◆ **Directions**
From the records below, copy each line that has the word "JSON" in it.

(Component data from apps and pages)

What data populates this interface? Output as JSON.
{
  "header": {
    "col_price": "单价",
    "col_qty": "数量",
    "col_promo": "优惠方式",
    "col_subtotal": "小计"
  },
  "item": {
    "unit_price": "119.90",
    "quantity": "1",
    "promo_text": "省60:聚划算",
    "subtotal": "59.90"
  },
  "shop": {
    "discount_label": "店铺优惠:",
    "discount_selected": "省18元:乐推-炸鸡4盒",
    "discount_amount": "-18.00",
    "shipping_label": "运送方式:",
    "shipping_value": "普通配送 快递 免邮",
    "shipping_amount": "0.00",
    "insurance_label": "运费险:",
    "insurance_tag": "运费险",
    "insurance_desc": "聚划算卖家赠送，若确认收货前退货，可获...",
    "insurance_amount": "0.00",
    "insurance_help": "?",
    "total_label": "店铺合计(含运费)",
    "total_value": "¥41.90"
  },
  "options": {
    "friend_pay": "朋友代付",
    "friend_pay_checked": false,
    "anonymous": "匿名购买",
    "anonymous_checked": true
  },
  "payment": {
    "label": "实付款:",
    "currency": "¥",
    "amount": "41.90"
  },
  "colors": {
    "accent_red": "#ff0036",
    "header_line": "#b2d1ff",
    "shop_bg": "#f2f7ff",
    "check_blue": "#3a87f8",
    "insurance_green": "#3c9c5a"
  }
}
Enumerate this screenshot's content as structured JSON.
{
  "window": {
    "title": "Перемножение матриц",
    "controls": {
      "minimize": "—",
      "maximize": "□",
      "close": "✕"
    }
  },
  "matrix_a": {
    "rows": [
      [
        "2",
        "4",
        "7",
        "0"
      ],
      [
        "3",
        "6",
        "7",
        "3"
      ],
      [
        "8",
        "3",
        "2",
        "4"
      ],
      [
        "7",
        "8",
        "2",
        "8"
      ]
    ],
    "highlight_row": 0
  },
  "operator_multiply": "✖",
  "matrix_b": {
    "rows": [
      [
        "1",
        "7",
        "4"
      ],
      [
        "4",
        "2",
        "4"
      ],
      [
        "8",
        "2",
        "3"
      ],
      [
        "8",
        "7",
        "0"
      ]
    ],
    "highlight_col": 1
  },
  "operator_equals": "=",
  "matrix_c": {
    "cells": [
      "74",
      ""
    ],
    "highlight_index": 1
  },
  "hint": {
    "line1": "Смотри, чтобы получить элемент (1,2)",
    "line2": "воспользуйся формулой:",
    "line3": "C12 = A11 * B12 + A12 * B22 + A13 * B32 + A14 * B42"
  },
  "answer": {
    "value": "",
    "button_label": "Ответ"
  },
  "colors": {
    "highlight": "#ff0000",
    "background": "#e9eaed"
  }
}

◆ **Task result**
What data populates this interface? Output as JSON.
Enumerate this screenshot's content as structured JSON.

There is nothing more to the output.